(Stored data)
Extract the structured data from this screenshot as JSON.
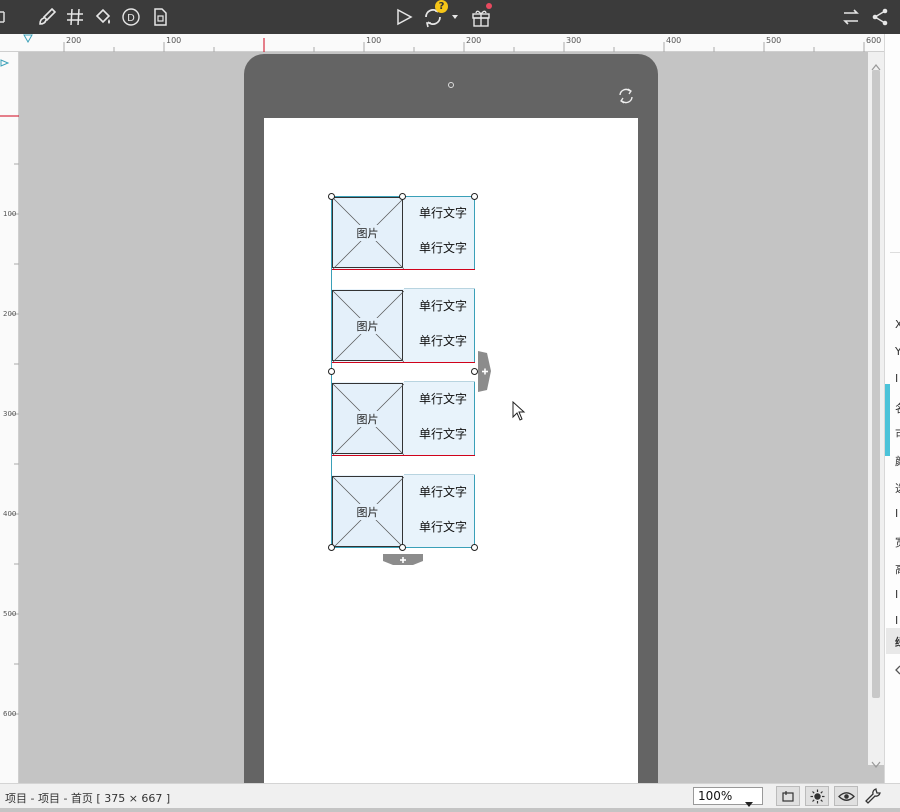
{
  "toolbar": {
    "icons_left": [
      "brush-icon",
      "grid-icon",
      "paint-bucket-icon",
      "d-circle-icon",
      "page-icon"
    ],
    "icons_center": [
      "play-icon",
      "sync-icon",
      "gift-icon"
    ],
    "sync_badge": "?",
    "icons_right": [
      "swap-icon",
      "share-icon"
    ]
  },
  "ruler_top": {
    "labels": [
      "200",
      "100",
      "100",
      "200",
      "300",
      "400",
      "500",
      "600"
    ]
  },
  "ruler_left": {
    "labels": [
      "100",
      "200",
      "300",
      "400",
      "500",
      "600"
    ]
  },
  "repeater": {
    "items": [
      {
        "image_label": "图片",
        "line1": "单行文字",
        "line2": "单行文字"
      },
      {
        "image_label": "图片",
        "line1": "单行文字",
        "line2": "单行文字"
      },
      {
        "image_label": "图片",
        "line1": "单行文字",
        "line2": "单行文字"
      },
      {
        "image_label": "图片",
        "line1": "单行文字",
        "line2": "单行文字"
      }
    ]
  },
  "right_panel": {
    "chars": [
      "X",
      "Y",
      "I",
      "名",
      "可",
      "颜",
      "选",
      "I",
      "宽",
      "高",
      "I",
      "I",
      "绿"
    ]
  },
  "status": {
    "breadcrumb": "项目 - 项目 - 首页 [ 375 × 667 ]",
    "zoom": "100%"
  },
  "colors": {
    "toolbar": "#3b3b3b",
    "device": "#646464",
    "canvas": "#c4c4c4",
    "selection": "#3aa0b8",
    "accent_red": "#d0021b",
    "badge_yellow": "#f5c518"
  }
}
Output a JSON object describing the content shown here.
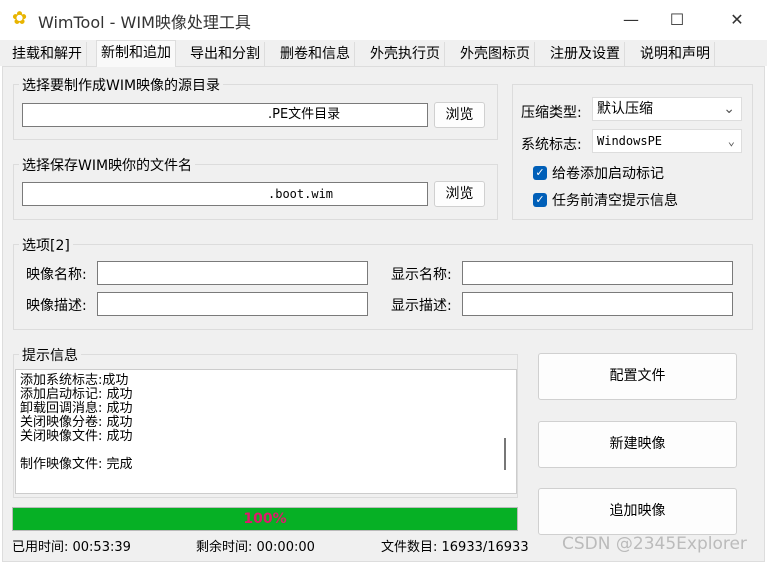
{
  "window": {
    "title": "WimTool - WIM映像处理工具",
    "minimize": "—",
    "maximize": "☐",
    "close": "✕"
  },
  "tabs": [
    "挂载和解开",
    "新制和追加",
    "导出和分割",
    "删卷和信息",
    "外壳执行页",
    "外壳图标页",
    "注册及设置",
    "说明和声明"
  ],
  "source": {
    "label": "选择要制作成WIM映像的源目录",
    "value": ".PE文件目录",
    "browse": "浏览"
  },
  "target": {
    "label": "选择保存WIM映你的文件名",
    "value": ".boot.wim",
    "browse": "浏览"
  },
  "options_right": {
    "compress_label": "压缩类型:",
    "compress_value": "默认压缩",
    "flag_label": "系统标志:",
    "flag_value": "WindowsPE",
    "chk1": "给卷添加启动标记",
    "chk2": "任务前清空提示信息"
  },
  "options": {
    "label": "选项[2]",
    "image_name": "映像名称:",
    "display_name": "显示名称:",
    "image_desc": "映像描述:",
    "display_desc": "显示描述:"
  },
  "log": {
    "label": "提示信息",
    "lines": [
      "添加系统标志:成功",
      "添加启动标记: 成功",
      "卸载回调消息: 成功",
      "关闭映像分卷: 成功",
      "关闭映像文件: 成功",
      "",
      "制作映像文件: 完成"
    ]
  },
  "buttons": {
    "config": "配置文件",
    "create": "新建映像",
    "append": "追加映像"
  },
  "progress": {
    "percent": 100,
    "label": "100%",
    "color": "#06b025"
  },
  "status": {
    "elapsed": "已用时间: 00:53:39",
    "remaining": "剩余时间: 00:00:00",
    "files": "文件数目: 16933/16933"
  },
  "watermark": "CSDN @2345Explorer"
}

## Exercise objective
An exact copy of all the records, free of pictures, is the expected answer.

## Task result
Extract the structured data from this screenshot as JSON.
{
  "toolbar": {
    "icons_left": [
      "brush-icon",
      "grid-icon",
      "paint-bucket-icon",
      "d-circle-icon",
      "page-icon"
    ],
    "icons_center": [
      "play-icon",
      "sync-icon",
      "gift-icon"
    ],
    "sync_badge": "?",
    "icons_right": [
      "swap-icon",
      "share-icon"
    ]
  },
  "ruler_top": {
    "labels": [
      "200",
      "100",
      "100",
      "200",
      "300",
      "400",
      "500",
      "600"
    ]
  },
  "ruler_left": {
    "labels": [
      "100",
      "200",
      "300",
      "400",
      "500",
      "600"
    ]
  },
  "repeater": {
    "items": [
      {
        "image_label": "图片",
        "line1": "单行文字",
        "line2": "单行文字"
      },
      {
        "image_label": "图片",
        "line1": "单行文字",
        "line2": "单行文字"
      },
      {
        "image_label": "图片",
        "line1": "单行文字",
        "line2": "单行文字"
      },
      {
        "image_label": "图片",
        "line1": "单行文字",
        "line2": "单行文字"
      }
    ]
  },
  "right_panel": {
    "chars": [
      "X",
      "Y",
      "I",
      "名",
      "可",
      "颜",
      "选",
      "I",
      "宽",
      "高",
      "I",
      "I",
      "绿"
    ]
  },
  "status": {
    "breadcrumb": "项目 - 项目 - 首页 [ 375 × 667 ]",
    "zoom": "100%"
  },
  "colors": {
    "toolbar": "#3b3b3b",
    "device": "#646464",
    "canvas": "#c4c4c4",
    "selection": "#3aa0b8",
    "accent_red": "#d0021b",
    "badge_yellow": "#f5c518"
  }
}
Output a JSON object describing the content shown here.
{
  "window": {
    "title": "WimTool - WIM映像处理工具",
    "minimize": "—",
    "maximize": "☐",
    "close": "✕"
  },
  "tabs": [
    "挂载和解开",
    "新制和追加",
    "导出和分割",
    "删卷和信息",
    "外壳执行页",
    "外壳图标页",
    "注册及设置",
    "说明和声明"
  ],
  "source": {
    "label": "选择要制作成WIM映像的源目录",
    "value": ".PE文件目录",
    "browse": "浏览"
  },
  "target": {
    "label": "选择保存WIM映你的文件名",
    "value": ".boot.wim",
    "browse": "浏览"
  },
  "options_right": {
    "compress_label": "压缩类型:",
    "compress_value": "默认压缩",
    "flag_label": "系统标志:",
    "flag_value": "WindowsPE",
    "chk1": "给卷添加启动标记",
    "chk2": "任务前清空提示信息"
  },
  "options": {
    "label": "选项[2]",
    "image_name": "映像名称:",
    "display_name": "显示名称:",
    "image_desc": "映像描述:",
    "display_desc": "显示描述:"
  },
  "log": {
    "label": "提示信息",
    "lines": [
      "添加系统标志:成功",
      "添加启动标记: 成功",
      "卸载回调消息: 成功",
      "关闭映像分卷: 成功",
      "关闭映像文件: 成功",
      "",
      "制作映像文件: 完成"
    ]
  },
  "buttons": {
    "config": "配置文件",
    "create": "新建映像",
    "append": "追加映像"
  },
  "progress": {
    "percent": 100,
    "label": "100%",
    "color": "#06b025"
  },
  "status": {
    "elapsed": "已用时间: 00:53:39",
    "remaining": "剩余时间: 00:00:00",
    "files": "文件数目: 16933/16933"
  },
  "watermark": "CSDN @2345Explorer"
}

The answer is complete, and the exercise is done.